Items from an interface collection
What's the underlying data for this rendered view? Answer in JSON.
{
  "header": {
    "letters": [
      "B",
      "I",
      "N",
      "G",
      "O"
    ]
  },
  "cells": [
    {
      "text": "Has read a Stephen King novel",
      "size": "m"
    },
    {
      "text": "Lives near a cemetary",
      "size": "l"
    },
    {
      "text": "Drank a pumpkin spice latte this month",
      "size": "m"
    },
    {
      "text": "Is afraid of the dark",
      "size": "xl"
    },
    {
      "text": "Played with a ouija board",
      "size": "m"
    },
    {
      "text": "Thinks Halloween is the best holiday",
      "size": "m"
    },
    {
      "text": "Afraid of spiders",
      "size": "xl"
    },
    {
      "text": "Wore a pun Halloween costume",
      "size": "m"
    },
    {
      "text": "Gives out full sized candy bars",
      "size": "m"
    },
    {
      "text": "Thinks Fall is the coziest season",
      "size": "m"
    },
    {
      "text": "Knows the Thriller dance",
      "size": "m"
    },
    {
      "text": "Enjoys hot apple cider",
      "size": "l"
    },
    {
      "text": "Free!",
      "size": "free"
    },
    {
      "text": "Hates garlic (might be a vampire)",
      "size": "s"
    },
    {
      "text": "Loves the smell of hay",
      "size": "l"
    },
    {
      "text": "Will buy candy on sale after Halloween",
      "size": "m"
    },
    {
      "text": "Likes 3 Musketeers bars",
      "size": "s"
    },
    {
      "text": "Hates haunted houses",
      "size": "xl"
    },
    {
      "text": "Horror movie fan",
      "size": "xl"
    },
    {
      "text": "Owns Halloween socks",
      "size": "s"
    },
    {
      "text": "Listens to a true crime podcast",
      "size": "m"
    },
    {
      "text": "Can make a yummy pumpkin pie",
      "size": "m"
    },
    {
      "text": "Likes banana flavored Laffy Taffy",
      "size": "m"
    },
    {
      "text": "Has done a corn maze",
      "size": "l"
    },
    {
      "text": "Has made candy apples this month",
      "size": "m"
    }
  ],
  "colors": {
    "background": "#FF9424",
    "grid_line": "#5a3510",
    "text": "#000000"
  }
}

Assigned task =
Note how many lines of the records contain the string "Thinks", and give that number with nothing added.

Problem solution =
2